● Work instruction:
Restating the data word for word is all that is required.

● The data:
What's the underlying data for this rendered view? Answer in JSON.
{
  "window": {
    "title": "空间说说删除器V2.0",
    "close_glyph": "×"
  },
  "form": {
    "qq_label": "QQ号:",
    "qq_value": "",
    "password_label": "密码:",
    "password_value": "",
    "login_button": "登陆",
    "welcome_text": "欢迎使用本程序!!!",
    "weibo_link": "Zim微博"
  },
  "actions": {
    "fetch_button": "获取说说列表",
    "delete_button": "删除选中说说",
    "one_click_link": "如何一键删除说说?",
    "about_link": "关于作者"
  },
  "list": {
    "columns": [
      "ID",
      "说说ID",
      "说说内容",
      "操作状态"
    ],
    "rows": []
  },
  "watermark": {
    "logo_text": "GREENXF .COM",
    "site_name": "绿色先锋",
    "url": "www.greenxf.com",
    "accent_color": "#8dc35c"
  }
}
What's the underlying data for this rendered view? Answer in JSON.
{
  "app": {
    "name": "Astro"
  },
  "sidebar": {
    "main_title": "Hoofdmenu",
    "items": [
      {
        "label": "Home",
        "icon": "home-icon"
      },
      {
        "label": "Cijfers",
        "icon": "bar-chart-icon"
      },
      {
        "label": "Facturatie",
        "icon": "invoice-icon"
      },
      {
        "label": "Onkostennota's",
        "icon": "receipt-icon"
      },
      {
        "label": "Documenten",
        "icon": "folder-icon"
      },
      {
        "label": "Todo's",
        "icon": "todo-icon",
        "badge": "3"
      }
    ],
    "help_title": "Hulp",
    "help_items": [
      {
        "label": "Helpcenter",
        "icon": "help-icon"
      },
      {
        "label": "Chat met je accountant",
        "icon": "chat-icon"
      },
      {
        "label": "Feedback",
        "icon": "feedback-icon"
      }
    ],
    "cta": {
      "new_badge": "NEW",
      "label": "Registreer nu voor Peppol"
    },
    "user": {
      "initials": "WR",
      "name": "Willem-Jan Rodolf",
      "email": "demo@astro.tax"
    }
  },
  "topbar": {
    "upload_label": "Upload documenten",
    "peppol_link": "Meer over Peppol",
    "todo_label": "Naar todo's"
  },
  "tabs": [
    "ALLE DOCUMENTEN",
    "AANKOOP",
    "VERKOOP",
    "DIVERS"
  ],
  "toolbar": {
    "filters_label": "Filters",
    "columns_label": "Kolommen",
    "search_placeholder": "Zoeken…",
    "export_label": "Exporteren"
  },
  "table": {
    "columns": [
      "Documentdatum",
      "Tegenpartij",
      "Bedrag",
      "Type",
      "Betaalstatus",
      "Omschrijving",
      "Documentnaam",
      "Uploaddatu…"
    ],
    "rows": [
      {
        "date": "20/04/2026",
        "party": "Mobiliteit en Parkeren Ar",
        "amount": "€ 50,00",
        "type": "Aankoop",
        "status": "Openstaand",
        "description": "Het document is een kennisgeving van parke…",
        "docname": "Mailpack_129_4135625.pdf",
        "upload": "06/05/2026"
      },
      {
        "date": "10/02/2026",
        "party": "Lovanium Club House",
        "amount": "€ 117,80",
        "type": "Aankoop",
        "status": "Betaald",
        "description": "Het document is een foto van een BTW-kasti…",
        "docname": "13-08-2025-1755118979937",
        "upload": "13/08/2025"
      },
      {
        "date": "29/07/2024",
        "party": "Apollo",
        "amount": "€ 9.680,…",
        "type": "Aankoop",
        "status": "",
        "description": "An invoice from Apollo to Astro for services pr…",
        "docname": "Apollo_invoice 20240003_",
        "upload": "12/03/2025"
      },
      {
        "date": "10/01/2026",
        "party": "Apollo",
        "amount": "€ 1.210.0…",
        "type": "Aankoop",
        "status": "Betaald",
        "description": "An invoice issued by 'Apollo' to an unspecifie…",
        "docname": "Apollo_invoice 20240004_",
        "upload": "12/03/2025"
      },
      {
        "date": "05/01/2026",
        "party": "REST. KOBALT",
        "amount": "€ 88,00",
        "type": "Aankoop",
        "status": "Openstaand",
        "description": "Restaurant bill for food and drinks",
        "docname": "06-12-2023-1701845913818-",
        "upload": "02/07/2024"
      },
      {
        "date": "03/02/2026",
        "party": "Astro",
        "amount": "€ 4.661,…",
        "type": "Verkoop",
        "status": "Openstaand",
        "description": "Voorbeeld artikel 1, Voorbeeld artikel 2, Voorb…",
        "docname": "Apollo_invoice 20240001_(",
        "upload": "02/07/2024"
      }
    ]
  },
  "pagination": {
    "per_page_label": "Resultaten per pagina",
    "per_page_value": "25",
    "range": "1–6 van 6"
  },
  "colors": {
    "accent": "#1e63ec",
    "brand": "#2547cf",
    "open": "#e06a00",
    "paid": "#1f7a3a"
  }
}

● Answer to the exercise:
What's the underlying data for this rendered view? Answer in JSON.
{
  "window": {
    "title": "空间说说删除器V2.0",
    "close_glyph": "×"
  },
  "form": {
    "qq_label": "QQ号:",
    "qq_value": "",
    "password_label": "密码:",
    "password_value": "",
    "login_button": "登陆",
    "welcome_text": "欢迎使用本程序!!!",
    "weibo_link": "Zim微博"
  },
  "actions": {
    "fetch_button": "获取说说列表",
    "delete_button": "删除选中说说",
    "one_click_link": "如何一键删除说说?",
    "about_link": "关于作者"
  },
  "list": {
    "columns": [
      "ID",
      "说说ID",
      "说说内容",
      "操作状态"
    ],
    "rows": []
  },
  "watermark": {
    "logo_text": "GREENXF .COM",
    "site_name": "绿色先锋",
    "url": "www.greenxf.com",
    "accent_color": "#8dc35c"
  }
}
What's the underlying data for this rendered view? Answer in JSON.
{
  "app": {
    "name": "Astro"
  },
  "sidebar": {
    "main_title": "Hoofdmenu",
    "items": [
      {
        "label": "Home",
        "icon": "home-icon"
      },
      {
        "label": "Cijfers",
        "icon": "bar-chart-icon"
      },
      {
        "label": "Facturatie",
        "icon": "invoice-icon"
      },
      {
        "label": "Onkostennota's",
        "icon": "receipt-icon"
      },
      {
        "label": "Documenten",
        "icon": "folder-icon"
      },
      {
        "label": "Todo's",
        "icon": "todo-icon",
        "badge": "3"
      }
    ],
    "help_title": "Hulp",
    "help_items": [
      {
        "label": "Helpcenter",
        "icon": "help-icon"
      },
      {
        "label": "Chat met je accountant",
        "icon": "chat-icon"
      },
      {
        "label": "Feedback",
        "icon": "feedback-icon"
      }
    ],
    "cta": {
      "new_badge": "NEW",
      "label": "Registreer nu voor Peppol"
    },
    "user": {
      "initials": "WR",
      "name": "Willem-Jan Rodolf",
      "email": "demo@astro.tax"
    }
  },
  "topbar": {
    "upload_label": "Upload documenten",
    "peppol_link": "Meer over Peppol",
    "todo_label": "Naar todo's"
  },
  "tabs": [
    "ALLE DOCUMENTEN",
    "AANKOOP",
    "VERKOOP",
    "DIVERS"
  ],
  "toolbar": {
    "filters_label": "Filters",
    "columns_label": "Kolommen",
    "search_placeholder": "Zoeken…",
    "export_label": "Exporteren"
  },
  "table": {
    "columns": [
      "Documentdatum",
      "Tegenpartij",
      "Bedrag",
      "Type",
      "Betaalstatus",
      "Omschrijving",
      "Documentnaam",
      "Uploaddatu…"
    ],
    "rows": [
      {
        "date": "20/04/2026",
        "party": "Mobiliteit en Parkeren Ar",
        "amount": "€ 50,00",
        "type": "Aankoop",
        "status": "Openstaand",
        "description": "Het document is een kennisgeving van parke…",
        "docname": "Mailpack_129_4135625.pdf",
        "upload": "06/05/2026"
      },
      {
        "date": "10/02/2026",
        "party": "Lovanium Club House",
        "amount": "€ 117,80",
        "type": "Aankoop",
        "status": "Betaald",
        "description": "Het document is een foto van een BTW-kasti…",
        "docname": "13-08-2025-1755118979937",
        "upload": "13/08/2025"
      },
      {
        "date": "29/07/2024",
        "party": "Apollo",
        "amount": "€ 9.680,…",
        "type": "Aankoop",
        "status": "",
        "description": "An invoice from Apollo to Astro for services pr…",
        "docname": "Apollo_invoice 20240003_",
        "upload": "12/03/2025"
      },
      {
        "date": "10/01/2026",
        "party": "Apollo",
        "amount": "€ 1.210.0…",
        "type": "Aankoop",
        "status": "Betaald",
        "description": "An invoice issued by 'Apollo' to an unspecifie…",
        "docname": "Apollo_invoice 20240004_",
        "upload": "12/03/2025"
      },
      {
        "date": "05/01/2026",
        "party": "REST. KOBALT",
        "amount": "€ 88,00",
        "type": "Aankoop",
        "status": "Openstaand",
        "description": "Restaurant bill for food and drinks",
        "docname": "06-12-2023-1701845913818-",
        "upload": "02/07/2024"
      },
      {
        "date": "03/02/2026",
        "party": "Astro",
        "amount": "€ 4.661,…",
        "type": "Verkoop",
        "status": "Openstaand",
        "description": "Voorbeeld artikel 1, Voorbeeld artikel 2, Voorb…",
        "docname": "Apollo_invoice 20240001_(",
        "upload": "02/07/2024"
      }
    ]
  },
  "pagination": {
    "per_page_label": "Resultaten per pagina",
    "per_page_value": "25",
    "range": "1–6 van 6"
  },
  "colors": {
    "accent": "#1e63ec",
    "brand": "#2547cf",
    "open": "#e06a00",
    "paid": "#1f7a3a"
  }
}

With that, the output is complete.